But saying it isn’t enough. Everyone says it so no one believes it. You need something more. Something that shows rather than tells. Something that carries your message home by demonstrating it rather than just claiming it.

Three types of ice.

Three types of ice carries Franklin Mortgage & Investment Co. message better than any advertising or marketing mubo jumbo ever could. Not just “we’re committed to handcrafted drinks,” but “we’re so committed to handcrafted drinks that no detail goes unnoticed.” Even the ice.

So what are your three types of ice?

What’s the information, story, or nugget of content that will make people want to find out more about you? Make them stop and read your resume a second time. Make them visit your establishment, buy your product, or hire your service. Just saying it isn’t enough. Anyone can do that. You have to show it. Sharpen your message into something so remarkable that people can’t help but be engaged.

About Jonah Berger

Jonah Berger is a Marketing professor at the Wharton School at the University of Pennsylvania, and author of the New York Times bestseller Contagious: Why Things Catch On. He consults from a variety of companies and organizations on how to generate word of mouth and help products, ideas, and behaviors catch on.

Tags: , , , , , , ,

Comments are closed.

Featured Downloads

9 Things to Share That Start Conversations

Use the examples in this guide to help inspire ways to make your message more portable and shareable.

Read More

3 Must-Use Word of Mouth Marketing Tools

These tools will help you kick off any word of mouth campaign no matter what topic, industry, or budget.

Read More

The Top Four Tips for Multiplying Your Word of Mouth

These tips can help you get your marketing to do more work without a lot of extra effort.

Read More

10 Ways to Turn Around Negative Word of Mouth

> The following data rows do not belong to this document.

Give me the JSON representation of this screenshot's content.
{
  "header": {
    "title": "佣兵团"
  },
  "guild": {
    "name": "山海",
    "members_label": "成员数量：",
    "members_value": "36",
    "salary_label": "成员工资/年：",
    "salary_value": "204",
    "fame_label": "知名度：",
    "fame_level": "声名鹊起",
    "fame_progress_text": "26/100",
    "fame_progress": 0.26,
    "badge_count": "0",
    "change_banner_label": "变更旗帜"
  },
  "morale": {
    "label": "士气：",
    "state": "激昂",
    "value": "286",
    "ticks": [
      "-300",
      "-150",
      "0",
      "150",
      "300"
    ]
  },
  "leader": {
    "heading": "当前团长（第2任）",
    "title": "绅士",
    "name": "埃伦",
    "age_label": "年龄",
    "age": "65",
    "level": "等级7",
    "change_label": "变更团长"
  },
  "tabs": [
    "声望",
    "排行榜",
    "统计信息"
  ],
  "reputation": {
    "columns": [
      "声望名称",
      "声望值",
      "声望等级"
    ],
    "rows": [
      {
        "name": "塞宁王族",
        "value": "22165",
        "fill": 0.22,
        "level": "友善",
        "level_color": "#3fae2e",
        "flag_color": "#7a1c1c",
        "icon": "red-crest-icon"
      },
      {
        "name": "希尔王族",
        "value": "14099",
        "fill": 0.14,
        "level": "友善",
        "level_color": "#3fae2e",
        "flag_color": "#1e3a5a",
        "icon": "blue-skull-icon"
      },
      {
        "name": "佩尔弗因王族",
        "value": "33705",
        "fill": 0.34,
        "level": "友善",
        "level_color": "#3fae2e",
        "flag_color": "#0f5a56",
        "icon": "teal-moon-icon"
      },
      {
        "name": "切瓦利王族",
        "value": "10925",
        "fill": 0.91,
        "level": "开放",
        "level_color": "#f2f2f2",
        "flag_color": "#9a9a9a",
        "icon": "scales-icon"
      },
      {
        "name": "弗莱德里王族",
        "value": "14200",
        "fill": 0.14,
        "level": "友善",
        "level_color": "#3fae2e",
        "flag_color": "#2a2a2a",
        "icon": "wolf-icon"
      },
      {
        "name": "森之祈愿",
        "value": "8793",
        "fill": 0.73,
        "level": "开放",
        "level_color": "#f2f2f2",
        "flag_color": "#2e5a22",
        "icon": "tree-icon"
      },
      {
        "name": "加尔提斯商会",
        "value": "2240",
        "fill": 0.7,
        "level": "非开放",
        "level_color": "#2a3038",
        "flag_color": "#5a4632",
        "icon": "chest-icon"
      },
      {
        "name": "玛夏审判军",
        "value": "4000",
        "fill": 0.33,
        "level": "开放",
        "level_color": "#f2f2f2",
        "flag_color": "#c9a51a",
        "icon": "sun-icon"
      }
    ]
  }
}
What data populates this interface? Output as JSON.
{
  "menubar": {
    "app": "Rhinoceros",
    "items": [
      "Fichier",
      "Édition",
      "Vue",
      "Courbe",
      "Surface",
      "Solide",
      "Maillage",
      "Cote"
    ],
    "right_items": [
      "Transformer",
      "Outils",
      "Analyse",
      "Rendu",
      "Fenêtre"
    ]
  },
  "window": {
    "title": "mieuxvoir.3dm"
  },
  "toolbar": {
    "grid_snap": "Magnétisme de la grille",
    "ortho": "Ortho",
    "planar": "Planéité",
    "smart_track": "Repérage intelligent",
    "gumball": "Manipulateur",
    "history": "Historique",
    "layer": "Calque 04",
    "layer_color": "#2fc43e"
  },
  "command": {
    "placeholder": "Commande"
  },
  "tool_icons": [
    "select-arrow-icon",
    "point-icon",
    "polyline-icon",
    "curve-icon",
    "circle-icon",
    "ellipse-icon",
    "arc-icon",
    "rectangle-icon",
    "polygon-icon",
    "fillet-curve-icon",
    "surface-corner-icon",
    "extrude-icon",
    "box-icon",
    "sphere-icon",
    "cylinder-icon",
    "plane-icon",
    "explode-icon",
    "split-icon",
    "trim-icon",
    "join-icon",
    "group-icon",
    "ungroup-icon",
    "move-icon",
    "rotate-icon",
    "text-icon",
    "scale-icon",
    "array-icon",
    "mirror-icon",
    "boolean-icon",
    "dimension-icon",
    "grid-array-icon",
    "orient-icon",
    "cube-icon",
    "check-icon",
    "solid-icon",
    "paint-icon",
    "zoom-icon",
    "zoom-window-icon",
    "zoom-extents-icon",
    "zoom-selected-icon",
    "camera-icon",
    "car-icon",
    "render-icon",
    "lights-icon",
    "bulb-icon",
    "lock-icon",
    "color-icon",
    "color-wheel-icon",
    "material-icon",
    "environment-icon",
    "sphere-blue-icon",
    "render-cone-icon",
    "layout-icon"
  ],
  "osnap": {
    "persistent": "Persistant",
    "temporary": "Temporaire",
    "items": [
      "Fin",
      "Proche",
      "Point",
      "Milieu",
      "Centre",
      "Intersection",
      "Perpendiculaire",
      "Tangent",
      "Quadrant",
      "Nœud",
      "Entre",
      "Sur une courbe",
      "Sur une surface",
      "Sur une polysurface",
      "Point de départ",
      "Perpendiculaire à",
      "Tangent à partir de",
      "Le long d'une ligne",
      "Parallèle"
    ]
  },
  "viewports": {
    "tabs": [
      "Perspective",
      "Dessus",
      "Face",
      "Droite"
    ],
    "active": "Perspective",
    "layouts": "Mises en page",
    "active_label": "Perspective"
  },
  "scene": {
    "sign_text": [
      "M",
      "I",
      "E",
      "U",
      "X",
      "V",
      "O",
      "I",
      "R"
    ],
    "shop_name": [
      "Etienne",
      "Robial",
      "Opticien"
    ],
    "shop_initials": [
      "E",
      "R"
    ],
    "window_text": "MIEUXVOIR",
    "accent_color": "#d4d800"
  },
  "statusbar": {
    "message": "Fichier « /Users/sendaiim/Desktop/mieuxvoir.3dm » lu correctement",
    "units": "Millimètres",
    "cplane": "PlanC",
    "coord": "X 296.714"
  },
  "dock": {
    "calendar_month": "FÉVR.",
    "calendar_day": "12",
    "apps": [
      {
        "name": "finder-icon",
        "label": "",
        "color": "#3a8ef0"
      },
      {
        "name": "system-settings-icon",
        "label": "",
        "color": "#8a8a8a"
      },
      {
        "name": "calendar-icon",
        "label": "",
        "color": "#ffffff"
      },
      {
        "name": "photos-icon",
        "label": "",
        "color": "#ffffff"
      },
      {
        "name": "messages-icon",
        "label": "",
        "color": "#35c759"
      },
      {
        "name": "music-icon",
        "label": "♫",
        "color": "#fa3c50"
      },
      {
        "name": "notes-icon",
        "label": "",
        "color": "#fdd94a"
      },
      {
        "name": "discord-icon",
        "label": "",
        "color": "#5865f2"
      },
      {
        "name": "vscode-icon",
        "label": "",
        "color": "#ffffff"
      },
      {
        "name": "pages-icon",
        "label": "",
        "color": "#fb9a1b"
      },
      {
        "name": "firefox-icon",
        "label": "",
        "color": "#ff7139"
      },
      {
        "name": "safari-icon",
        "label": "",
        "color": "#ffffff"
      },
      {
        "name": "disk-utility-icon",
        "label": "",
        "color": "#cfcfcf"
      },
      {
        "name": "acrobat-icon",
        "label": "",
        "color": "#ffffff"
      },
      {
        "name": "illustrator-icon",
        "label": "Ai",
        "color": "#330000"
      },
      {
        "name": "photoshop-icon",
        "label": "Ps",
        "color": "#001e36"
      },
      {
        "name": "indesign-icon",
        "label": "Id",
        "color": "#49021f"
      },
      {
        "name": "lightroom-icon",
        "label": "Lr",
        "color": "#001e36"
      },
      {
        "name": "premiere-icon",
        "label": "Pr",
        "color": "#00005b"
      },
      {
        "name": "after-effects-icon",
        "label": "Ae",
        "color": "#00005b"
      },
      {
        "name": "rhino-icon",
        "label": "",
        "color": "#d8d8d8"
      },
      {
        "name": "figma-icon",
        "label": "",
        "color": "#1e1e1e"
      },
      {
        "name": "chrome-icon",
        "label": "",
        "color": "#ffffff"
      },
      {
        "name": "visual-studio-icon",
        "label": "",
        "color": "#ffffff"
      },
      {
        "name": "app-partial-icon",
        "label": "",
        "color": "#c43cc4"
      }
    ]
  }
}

The most effective ways to stop negative WOM with examples from Zappos, FedEx, Dell, and more.

Read More

The New Topics Worksheet

All word of mouth starts with a topic of conversation — a simple, portable, repeatable idea that gets people talking.

Read More

The Word of Mouth Action Plan

Create a complete word of mouth marketing plan using this worksheet’s eight simple steps.

Read More